Extracted records
━━━━━━━━

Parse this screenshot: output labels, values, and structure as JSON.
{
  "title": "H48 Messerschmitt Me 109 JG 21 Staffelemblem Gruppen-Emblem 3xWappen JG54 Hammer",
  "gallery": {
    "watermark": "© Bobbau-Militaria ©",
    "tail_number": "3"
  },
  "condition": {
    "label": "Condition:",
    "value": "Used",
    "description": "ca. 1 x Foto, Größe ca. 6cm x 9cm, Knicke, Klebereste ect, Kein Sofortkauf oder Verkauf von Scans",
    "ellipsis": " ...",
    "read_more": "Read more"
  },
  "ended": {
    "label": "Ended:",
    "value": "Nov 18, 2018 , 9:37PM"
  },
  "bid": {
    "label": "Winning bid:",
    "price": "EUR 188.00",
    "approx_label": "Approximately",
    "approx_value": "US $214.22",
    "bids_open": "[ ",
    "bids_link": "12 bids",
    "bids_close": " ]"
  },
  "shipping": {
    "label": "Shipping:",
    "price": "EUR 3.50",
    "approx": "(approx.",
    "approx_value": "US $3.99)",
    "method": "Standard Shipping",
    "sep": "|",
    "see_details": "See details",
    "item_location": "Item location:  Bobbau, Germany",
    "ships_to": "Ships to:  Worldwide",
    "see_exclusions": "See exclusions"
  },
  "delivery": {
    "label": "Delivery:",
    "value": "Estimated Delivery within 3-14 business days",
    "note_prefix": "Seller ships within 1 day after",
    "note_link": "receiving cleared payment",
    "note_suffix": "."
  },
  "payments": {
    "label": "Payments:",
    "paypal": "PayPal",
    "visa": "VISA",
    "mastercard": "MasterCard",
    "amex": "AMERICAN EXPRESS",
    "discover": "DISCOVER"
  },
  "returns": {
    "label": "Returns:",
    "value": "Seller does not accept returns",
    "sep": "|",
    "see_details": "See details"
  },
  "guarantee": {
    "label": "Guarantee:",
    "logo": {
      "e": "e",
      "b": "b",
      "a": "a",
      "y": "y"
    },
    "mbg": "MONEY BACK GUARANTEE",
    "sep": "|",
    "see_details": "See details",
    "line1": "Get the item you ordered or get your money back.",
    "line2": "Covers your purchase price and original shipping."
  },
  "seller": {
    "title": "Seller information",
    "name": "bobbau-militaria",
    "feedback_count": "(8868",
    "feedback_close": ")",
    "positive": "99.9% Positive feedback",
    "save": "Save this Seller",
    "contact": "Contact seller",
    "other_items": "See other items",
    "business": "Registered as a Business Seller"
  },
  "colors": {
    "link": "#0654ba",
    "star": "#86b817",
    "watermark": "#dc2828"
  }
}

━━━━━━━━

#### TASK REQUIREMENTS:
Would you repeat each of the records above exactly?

#### RESULT FOR THIS EXERCISE:
Parse this screenshot: output labels, values, and structure as JSON.
{
  "title": "H48 Messerschmitt Me 109 JG 21 Staffelemblem Gruppen-Emblem 3xWappen JG54 Hammer",
  "gallery": {
    "watermark": "© Bobbau-Militaria ©",
    "tail_number": "3"
  },
  "condition": {
    "label": "Condition:",
    "value": "Used",
    "description": "ca. 1 x Foto, Größe ca. 6cm x 9cm, Knicke, Klebereste ect, Kein Sofortkauf oder Verkauf von Scans",
    "ellipsis": " ...",
    "read_more": "Read more"
  },
  "ended": {
    "label": "Ended:",
    "value": "Nov 18, 2018 , 9:37PM"
  },
  "bid": {
    "label": "Winning bid:",
    "price": "EUR 188.00",
    "approx_label": "Approximately",
    "approx_value": "US $214.22",
    "bids_open": "[ ",
    "bids_link": "12 bids",
    "bids_close": " ]"
  },
  "shipping": {
    "label": "Shipping:",
    "price": "EUR 3.50",
    "approx": "(approx.",
    "approx_value": "US $3.99)",
    "method": "Standard Shipping",
    "sep": "|",
    "see_details": "See details",
    "item_location": "Item location:  Bobbau, Germany",
    "ships_to": "Ships to:  Worldwide",
    "see_exclusions": "See exclusions"
  },
  "delivery": {
    "label": "Delivery:",
    "value": "Estimated Delivery within 3-14 business days",
    "note_prefix": "Seller ships within 1 day after",
    "note_link": "receiving cleared payment",
    "note_suffix": "."
  },
  "payments": {
    "label": "Payments:",
    "paypal": "PayPal",
    "visa": "VISA",
    "mastercard": "MasterCard",
    "amex": "AMERICAN EXPRESS",
    "discover": "DISCOVER"
  },
  "returns": {
    "label": "Returns:",
    "value": "Seller does not accept returns",
    "sep": "|",
    "see_details": "See details"
  },
  "guarantee": {
    "label": "Guarantee:",
    "logo": {
      "e": "e",
      "b": "b",
      "a": "a",
      "y": "y"
    },
    "mbg": "MONEY BACK GUARANTEE",
    "sep": "|",
    "see_details": "See details",
    "line1": "Get the item you ordered or get your money back.",
    "line2": "Covers your purchase price and original shipping."
  },
  "seller": {
    "title": "Seller information",
    "name": "bobbau-militaria",
    "feedback_count": "(8868",
    "feedback_close": ")",
    "positive": "99.9% Positive feedback",
    "save": "Save this Seller",
    "contact": "Contact seller",
    "other_items": "See other items",
    "business": "Registered as a Business Seller"
  },
  "colors": {
    "link": "#0654ba",
    "star": "#86b817",
    "watermark": "#dc2828"
  }
}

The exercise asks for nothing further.